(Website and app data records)

------------------------------------

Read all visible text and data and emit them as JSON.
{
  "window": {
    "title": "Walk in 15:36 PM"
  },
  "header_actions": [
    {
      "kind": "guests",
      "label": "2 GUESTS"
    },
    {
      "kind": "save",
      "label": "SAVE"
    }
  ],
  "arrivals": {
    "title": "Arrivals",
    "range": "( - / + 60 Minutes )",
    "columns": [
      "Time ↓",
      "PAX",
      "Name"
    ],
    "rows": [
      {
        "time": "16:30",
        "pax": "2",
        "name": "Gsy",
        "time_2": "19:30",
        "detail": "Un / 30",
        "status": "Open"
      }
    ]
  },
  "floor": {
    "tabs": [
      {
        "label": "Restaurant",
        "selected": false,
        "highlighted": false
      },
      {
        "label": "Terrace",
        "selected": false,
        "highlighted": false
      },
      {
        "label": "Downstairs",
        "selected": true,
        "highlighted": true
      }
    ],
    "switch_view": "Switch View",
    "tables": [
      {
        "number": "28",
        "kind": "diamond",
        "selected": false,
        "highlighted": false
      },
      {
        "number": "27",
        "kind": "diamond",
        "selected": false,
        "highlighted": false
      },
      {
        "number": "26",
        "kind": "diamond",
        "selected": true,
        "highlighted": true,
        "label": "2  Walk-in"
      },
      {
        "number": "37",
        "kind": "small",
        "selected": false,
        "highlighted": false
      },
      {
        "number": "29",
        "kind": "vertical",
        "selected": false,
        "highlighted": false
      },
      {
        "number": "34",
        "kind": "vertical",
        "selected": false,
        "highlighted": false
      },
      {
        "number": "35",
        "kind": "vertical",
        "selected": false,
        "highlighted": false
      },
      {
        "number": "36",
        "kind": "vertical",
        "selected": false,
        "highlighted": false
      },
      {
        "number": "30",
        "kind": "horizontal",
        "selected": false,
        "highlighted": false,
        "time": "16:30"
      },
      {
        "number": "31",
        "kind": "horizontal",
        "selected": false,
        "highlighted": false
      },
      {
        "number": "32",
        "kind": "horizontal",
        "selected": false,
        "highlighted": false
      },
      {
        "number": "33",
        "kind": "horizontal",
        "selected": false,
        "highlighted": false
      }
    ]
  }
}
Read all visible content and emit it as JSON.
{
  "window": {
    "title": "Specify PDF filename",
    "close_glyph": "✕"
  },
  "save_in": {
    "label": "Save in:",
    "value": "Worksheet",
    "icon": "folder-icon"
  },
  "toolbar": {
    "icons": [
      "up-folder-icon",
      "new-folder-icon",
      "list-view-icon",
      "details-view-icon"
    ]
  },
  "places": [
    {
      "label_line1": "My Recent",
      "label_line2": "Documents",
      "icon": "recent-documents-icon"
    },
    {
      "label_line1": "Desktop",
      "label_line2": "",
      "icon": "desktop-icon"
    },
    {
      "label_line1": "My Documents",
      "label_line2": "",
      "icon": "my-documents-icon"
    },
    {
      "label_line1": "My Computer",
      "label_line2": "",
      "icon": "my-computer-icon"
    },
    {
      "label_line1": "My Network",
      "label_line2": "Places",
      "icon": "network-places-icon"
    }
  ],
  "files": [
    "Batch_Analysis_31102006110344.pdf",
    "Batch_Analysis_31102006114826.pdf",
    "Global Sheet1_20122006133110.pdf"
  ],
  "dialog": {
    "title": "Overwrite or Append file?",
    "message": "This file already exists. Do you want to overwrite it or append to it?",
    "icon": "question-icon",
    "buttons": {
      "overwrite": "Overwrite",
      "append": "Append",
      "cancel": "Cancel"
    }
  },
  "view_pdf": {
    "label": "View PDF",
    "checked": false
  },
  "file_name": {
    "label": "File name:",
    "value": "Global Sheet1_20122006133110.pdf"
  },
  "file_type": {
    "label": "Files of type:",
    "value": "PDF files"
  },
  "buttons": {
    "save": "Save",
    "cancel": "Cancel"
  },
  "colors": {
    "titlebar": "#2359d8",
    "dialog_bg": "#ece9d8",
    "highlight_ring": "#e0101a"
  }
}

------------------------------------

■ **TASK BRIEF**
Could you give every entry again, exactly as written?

■ **RESULT BELOW**
Read all visible text and data and emit them as JSON.
{
  "window": {
    "title": "Walk in 15:36 PM"
  },
  "header_actions": [
    {
      "kind": "guests",
      "label": "2 GUESTS"
    },
    {
      "kind": "save",
      "label": "SAVE"
    }
  ],
  "arrivals": {
    "title": "Arrivals",
    "range": "( - / + 60 Minutes )",
    "columns": [
      "Time ↓",
      "PAX",
      "Name"
    ],
    "rows": [
      {
        "time": "16:30",
        "pax": "2",
        "name": "Gsy",
        "time_2": "19:30",
        "detail": "Un / 30",
        "status": "Open"
      }
    ]
  },
  "floor": {
    "tabs": [
      {
        "label": "Restaurant",
        "selected": false,
        "highlighted": false
      },
      {
        "label": "Terrace",
        "selected": false,
        "highlighted": false
      },
      {
        "label": "Downstairs",
        "selected": true,
        "highlighted": true
      }
    ],
    "switch_view": "Switch View",
    "tables": [
      {
        "number": "28",
        "kind": "diamond",
        "selected": false,
        "highlighted": false
      },
      {
        "number": "27",
        "kind": "diamond",
        "selected": false,
        "highlighted": false
      },
      {
        "number": "26",
        "kind": "diamond",
        "selected": true,
        "highlighted": true,
        "label": "2  Walk-in"
      },
      {
        "number": "37",
        "kind": "small",
        "selected": false,
        "highlighted": false
      },
      {
        "number": "29",
        "kind": "vertical",
        "selected": false,
        "highlighted": false
      },
      {
        "number": "34",
        "kind": "vertical",
        "selected": false,
        "highlighted": false
      },
      {
        "number": "35",
        "kind": "vertical",
        "selected": false,
        "highlighted": false
      },
      {
        "number": "36",
        "kind": "vertical",
        "selected": false,
        "highlighted": false
      },
      {
        "number": "30",
        "kind": "horizontal",
        "selected": false,
        "highlighted": false,
        "time": "16:30"
      },
      {
        "number": "31",
        "kind": "horizontal",
        "selected": false,
        "highlighted": false
      },
      {
        "number": "32",
        "kind": "horizontal",
        "selected": false,
        "highlighted": false
      },
      {
        "number": "33",
        "kind": "horizontal",
        "selected": false,
        "highlighted": false
      }
    ]
  }
}
Read all visible content and emit it as JSON.
{
  "window": {
    "title": "Specify PDF filename",
    "close_glyph": "✕"
  },
  "save_in": {
    "label": "Save in:",
    "value": "Worksheet",
    "icon": "folder-icon"
  },
  "toolbar": {
    "icons": [
      "up-folder-icon",
      "new-folder-icon",
      "list-view-icon",
      "details-view-icon"
    ]
  },
  "places": [
    {
      "label_line1": "My Recent",
      "label_line2": "Documents",
      "icon": "recent-documents-icon"
    },
    {
      "label_line1": "Desktop",
      "label_line2": "",
      "icon": "desktop-icon"
    },
    {
      "label_line1": "My Documents",
      "label_line2": "",
      "icon": "my-documents-icon"
    },
    {
      "label_line1": "My Computer",
      "label_line2": "",
      "icon": "my-computer-icon"
    },
    {
      "label_line1": "My Network",
      "label_line2": "Places",
      "icon": "network-places-icon"
    }
  ],
  "files": [
    "Batch_Analysis_31102006110344.pdf",
    "Batch_Analysis_31102006114826.pdf",
    "Global Sheet1_20122006133110.pdf"
  ],
  "dialog": {
    "title": "Overwrite or Append file?",
    "message": "This file already exists. Do you want to overwrite it or append to it?",
    "icon": "question-icon",
    "buttons": {
      "overwrite": "Overwrite",
      "append": "Append",
      "cancel": "Cancel"
    }
  },
  "view_pdf": {
    "label": "View PDF",
    "checked": false
  },
  "file_name": {
    "label": "File name:",
    "value": "Global Sheet1_20122006133110.pdf"
  },
  "file_type": {
    "label": "Files of type:",
    "value": "PDF files"
  },
  "buttons": {
    "save": "Save",
    "cancel": "Cancel"
  },
  "colors": {
    "titlebar": "#2359d8",
    "dialog_bg": "#ece9d8",
    "highlight_ring": "#e0101a"
  }
}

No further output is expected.